nginx is different: it's basically designed to have one system-level configuration per site, and it's not overridable by anything in the filesystem. All the settings for a site are pretty much in one flat file. It looks fairly similar to Apache syntax, and you won't have trouble picking it up, but is fundamentally a much simpler and more straightforward approach. It's not designed around shared access, it's meant to work for the system administrator only.

By default, it will spin off a number of worker threads equal to the number of processors you have, so a typical quadproc server will have four nginx server processes. They live until nginx shuts down again, and they steadily chew through whatever outstanding work is available. The same process could potentially serve millions of requests without dying or exiting. The kernel doesn't have to spend much time trying to fairly compute and allocate run times for thousands of clients, it just has like four, so there's very little system overhead with this approach.

This means that nginx is really, really fast. Like, really fast. Even on my own internal webservers, I saw a substantial performance difference when I switched over. If you've got a simple site, it is just amazingly efficient.

However, there are many things it doesn't do, so it has nice syntax for handing off requests for, say, dynamic content to some other server on the system. So you can run both nginx and Apache, with nginx doing all the grunt work with the static content, shoveling it out at blinding speed, while Apache uses its much more complex environment to handle dynamic runtimes like PHP or mod_perl or whatever.

Apache tries to be all things to all people, and it's kinda slow and clunky in many ways. nginx tries to be just one thing: a maximally efficient basic server for static content. And, wow, did they ever deliver.

Is there a lightweight tool for checking in progress on an arbitrary file? Something that doesn't require a fully hosted ticketing/SVN system, with any luck, but pushes updates to, say, an internally hosted web page or somesuch.

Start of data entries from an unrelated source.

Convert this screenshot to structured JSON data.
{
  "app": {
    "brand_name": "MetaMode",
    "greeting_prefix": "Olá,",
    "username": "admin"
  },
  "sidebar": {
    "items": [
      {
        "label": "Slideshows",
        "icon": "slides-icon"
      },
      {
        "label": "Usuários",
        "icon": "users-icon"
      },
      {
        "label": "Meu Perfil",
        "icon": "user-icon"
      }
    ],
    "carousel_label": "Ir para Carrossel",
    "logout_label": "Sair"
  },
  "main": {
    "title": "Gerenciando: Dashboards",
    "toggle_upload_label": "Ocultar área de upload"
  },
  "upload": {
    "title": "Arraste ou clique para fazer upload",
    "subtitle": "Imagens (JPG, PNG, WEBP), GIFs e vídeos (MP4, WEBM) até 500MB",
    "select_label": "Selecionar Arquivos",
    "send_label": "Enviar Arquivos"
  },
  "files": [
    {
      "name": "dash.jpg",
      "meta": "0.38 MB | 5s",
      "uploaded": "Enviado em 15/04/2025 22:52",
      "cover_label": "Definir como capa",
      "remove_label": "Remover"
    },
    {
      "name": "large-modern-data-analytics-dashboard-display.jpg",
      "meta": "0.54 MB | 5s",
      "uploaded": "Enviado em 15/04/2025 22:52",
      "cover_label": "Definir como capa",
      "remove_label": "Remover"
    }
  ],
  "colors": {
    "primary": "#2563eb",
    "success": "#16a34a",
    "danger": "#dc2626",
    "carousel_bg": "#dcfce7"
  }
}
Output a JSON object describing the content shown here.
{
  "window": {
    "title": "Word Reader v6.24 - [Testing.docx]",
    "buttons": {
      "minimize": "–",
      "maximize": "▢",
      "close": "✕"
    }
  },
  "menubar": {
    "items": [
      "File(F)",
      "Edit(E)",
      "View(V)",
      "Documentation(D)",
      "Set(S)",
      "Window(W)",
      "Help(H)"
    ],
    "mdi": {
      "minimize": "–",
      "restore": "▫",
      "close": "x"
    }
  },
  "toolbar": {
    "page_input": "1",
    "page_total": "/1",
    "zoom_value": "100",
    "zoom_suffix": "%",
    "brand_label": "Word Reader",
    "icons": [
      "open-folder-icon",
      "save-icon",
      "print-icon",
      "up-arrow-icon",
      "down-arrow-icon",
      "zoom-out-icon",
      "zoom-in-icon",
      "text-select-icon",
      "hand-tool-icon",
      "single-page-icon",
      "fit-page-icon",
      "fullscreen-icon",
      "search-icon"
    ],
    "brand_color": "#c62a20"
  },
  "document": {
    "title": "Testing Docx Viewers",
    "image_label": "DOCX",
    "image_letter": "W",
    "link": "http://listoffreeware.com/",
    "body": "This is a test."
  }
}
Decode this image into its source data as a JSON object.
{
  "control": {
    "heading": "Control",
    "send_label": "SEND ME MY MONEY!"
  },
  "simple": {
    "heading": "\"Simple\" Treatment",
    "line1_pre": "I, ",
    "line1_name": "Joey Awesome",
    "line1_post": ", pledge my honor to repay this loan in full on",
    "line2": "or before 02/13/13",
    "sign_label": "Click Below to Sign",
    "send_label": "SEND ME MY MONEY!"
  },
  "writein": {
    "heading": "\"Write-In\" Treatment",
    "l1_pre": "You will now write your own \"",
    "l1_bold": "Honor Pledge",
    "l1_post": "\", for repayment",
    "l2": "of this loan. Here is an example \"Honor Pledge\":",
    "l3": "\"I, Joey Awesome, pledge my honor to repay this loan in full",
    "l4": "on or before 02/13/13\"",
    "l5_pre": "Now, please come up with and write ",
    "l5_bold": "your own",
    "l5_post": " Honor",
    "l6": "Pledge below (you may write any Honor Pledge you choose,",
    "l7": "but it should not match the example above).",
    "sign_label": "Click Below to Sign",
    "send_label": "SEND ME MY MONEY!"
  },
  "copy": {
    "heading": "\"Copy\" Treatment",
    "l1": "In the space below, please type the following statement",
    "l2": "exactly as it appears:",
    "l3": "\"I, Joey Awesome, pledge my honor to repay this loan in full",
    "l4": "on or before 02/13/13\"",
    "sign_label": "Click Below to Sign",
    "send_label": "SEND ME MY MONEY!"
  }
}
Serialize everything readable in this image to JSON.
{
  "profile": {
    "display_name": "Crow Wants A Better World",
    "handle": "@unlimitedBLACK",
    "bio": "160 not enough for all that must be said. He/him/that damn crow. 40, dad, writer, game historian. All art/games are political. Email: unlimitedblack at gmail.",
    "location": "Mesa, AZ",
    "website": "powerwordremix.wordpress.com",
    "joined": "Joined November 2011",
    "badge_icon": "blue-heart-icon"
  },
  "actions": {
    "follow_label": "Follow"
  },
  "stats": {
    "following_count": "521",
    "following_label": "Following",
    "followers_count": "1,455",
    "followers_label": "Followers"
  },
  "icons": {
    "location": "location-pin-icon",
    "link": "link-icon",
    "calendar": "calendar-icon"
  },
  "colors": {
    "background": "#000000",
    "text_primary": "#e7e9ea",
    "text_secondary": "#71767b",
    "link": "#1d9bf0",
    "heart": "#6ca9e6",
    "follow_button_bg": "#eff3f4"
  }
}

Background: I sometimes find it hard to stay on-task at work. The distractions are at least tangentially related, e.g., I'm looking up ways to identify to which statistical distribution I should attempt to fit my data (or vice versa), which becomes a rabbit hole and I'm an oh-so-willing rabbit. I thought that if I had a simple means of surfacing my progress on various projects, I'd focus a bit more on them, but without it requiring someone standing over my shoulder. The projects aren't yet related to programming as such, but revolve around Excel and some SQL data diving and such. I hope to eventually introduce a programmatic layer to our data analysis, using the common suite of Python data analysis tools, and I know we have a git repo tool (not GitHub nor bitbucket and can't recall which it is) so at that point git may make sense. Maybe it makes sense even now.

I looked into Basecamp, and there are similar tools, but they're more leaning against full team project documentation. I've tried StayFocusd and may yet again resort to it, but it's slightly more punative. Then I thought that having a stream of low-friction commit/update data about what I'm doing would just keep things transparent and have actual tangible benefits.

A DVCS like git or Mercurial doesn't require any sort of hosted service to work, just a filesystem. It will work with more than one file. (Honestly, Subversion will generally work on a filesystem, too, but it's a lot harder to share the history when you eventually discover that you want to.)

If you want single-file VC, the canonical answer is RCS. I do not advise using it--there's a reason almost nobody does anymore.

I'm talking about something that will show my status updates similar to commits. Maybe I'll look into our git-based repo as a means to this end.